[Start of section]
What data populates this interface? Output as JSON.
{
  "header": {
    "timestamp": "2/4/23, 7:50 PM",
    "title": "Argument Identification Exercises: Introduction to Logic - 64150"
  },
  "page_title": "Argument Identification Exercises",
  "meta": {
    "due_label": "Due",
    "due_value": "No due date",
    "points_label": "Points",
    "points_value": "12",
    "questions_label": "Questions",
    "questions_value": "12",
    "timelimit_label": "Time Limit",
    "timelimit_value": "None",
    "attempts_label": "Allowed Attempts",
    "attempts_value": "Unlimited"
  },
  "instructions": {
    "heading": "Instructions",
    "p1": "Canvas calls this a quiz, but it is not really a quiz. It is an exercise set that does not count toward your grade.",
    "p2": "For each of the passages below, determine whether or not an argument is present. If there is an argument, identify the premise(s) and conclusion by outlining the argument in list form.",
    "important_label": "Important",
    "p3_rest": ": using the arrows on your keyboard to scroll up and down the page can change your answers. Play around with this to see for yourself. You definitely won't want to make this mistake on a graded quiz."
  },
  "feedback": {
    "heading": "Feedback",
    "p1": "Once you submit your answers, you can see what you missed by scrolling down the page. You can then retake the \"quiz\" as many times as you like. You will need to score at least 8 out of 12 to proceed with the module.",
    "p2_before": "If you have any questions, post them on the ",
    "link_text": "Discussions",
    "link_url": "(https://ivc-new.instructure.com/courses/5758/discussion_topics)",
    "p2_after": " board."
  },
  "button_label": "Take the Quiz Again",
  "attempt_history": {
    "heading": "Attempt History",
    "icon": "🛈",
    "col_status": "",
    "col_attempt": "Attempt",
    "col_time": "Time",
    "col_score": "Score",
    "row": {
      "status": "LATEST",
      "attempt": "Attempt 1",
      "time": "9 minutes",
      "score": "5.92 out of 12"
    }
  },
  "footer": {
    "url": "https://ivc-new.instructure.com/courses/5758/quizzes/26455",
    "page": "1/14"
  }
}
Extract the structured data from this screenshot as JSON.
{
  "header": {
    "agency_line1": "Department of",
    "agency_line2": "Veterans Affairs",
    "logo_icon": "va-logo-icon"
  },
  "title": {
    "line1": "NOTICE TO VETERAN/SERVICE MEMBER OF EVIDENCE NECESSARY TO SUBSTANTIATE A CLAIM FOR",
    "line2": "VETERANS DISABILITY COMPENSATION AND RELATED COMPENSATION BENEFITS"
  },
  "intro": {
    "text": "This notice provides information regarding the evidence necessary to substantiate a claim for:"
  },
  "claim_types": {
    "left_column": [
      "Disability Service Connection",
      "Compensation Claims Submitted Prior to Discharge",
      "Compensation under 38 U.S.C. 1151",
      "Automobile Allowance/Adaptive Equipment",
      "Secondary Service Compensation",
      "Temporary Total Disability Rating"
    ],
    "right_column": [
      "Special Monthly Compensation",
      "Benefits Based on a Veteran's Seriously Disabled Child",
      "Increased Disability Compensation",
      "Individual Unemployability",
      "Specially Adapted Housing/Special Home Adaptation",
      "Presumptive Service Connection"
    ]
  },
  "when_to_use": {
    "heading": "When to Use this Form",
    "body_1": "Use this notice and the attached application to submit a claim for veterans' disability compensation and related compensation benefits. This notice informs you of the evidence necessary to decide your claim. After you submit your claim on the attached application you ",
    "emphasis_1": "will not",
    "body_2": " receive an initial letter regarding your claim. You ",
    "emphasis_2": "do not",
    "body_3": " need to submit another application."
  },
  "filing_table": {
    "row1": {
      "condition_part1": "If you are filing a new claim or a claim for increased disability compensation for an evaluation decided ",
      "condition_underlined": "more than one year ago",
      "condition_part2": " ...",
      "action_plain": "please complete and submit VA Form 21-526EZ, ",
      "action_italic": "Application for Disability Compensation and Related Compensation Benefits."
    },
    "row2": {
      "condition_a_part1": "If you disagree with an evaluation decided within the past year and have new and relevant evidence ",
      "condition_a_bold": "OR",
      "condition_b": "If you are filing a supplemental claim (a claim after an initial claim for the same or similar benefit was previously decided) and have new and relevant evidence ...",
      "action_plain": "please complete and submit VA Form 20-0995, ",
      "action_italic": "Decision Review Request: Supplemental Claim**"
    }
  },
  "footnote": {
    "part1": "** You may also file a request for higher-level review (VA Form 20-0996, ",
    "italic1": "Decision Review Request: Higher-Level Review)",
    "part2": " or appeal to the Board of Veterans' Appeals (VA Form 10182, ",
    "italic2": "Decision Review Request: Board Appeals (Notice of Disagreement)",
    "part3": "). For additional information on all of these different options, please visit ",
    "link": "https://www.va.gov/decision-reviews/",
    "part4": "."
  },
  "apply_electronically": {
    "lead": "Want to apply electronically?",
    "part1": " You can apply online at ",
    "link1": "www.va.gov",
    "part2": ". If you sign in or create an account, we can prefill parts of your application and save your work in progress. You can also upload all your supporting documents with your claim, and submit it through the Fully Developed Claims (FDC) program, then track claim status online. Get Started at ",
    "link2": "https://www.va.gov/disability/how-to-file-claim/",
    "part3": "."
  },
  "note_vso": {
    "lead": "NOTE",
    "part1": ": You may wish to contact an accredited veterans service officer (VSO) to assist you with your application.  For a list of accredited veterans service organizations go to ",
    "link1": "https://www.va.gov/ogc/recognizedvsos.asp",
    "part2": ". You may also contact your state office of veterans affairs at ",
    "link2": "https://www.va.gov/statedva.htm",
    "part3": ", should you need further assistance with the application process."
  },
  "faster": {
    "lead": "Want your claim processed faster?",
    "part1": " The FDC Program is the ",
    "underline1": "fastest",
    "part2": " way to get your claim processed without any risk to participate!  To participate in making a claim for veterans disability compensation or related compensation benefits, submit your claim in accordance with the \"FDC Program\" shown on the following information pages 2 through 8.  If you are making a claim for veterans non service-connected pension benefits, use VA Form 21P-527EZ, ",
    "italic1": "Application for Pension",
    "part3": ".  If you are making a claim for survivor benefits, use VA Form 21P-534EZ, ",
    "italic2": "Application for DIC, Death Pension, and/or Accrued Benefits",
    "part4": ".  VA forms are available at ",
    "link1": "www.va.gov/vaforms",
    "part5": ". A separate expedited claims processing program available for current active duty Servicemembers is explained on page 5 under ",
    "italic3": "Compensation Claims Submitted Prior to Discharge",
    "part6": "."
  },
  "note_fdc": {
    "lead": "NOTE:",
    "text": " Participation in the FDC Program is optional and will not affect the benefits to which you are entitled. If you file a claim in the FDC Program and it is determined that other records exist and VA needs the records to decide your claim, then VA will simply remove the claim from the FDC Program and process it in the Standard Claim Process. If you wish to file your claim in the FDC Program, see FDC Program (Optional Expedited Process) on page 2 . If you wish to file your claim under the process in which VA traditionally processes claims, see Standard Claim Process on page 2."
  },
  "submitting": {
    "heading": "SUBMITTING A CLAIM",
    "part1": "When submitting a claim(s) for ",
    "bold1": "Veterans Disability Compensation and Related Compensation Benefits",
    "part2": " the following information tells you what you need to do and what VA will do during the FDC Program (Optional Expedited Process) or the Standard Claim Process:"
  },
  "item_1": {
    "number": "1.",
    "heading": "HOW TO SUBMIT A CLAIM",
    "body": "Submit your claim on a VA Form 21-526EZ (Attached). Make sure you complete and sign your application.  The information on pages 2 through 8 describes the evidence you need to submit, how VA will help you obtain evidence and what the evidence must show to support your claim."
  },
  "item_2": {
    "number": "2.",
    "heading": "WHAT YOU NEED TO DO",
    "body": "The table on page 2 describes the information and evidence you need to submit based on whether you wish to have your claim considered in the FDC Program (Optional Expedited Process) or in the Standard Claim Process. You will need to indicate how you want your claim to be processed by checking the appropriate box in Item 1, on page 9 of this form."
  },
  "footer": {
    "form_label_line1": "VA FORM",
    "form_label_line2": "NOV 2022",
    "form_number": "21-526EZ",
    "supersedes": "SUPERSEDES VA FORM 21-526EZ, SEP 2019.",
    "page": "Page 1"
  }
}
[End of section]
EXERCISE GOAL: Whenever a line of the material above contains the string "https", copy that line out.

RESPONSE FOR THIS EXERCISE:
    "link_url": "(https://ivc-new.instructure.com/courses/5758/discussion_topics)",
    "url": "https://ivc-new.instructure.com/courses/5758/quizzes/26455",
    "link": "https://www.va.gov/decision-reviews/",
    "link2": "https://www.va.gov/disability/how-to-file-claim/",
    "link1": "https://www.va.gov/ogc/recognizedvsos.asp",
    "link2": "https://www.va.gov/statedva.htm",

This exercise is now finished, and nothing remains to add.